Pink The Truth About Love
Since approximately the turn of the millennium, Pink has been the most emotionally honest pop singer to approach Top 40 radio on its own terms. (As opposed to Adele, who made Top 40 radio approach her on her terms.) Think about her competition: Even when she’s allegedly opening up, does anybody think that “If I Were A Boy” or “Irreplaceable” actually reveal anything about Beyoncé? But when Pink sings “Don’t Let Me Get Me,” “Sober,” or even something as raucously anthemic as “So What,” it’s hard not to walk away with the feeling that she’s giving her audience, well, her.

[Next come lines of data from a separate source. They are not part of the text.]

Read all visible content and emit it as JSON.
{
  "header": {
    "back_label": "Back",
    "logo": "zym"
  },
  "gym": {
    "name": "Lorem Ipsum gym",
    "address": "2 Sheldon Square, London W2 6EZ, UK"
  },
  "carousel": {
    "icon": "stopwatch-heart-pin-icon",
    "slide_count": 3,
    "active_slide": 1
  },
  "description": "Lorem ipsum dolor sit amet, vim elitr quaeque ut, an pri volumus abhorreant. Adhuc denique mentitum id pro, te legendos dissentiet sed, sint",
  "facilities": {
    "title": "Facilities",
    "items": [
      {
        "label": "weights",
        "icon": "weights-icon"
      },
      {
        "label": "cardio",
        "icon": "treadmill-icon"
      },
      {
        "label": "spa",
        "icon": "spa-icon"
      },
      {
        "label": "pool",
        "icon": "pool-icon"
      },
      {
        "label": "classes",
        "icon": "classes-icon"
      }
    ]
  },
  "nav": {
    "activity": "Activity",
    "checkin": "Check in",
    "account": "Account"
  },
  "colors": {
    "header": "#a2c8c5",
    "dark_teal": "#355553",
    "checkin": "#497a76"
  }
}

On The Truth About Love, Pink does the unthinkable: She starts to recede. Deliberately or otherwise, she seems to shapeshift from track to track in order to ape the sound and style of any number of her contemporaries. “Walk Of Shame” covers the same frivolous, wink-y ground as Katy Perry’s “Last Friday Night (T.G.I.F.)” in both sound and subject, while the guitar-heavy “Slut Like You” runs a Blur hook through a Lady Gaga filter. (The tipsy spoken-word bridge is all Pink, though.) “How Come You’re Not Here?” and “Just Give Me A Reason” suggest that Pink’s been listening to the Black Keys and Brandi Carlile, respectively, and a handful of other songs sound as though they were produced in a panic the day after Kelly Clarkson’s Stronger came out.
But Pink has never really had a signature sound. What she has is an attitude, a disarming candor that’s all the more bracing because it’s delivered with a middle finger. If The Truth About Love finds her more content than on Funhouse (which fed off of conflicting, confusing, and not altogether flattering feelings about the mess of her personal life), she’s still ambivalent about her contentment. While its title metaphor goes largely unexplored (also a problem with the sweet, string-laden acoustic ballad “Beam Me Up”), “Where Did The Beat Go?” is dark-tinged and tense, exploring what happens when a relationship starts to crumble but isn’t yet demolished. She also may or may not be admitting to having slept with another man.
It doesn’t matter whether that’s a real-life confession; Pink sells it as though it is. She’s even better on a pair of songs—the Lily Rose Cooper-assisted “True Love” and the title track—that blow the lid off the mess that is romance. She sings the latter with a weary, semi-cynical resignation that exploits the inevitability implicit in the mechanically glossed-up blues progression. But the secret lying just underneath the surface the entire time is that no matter how much the picture she paints of love sucks, she still chooses it wholeheartedly.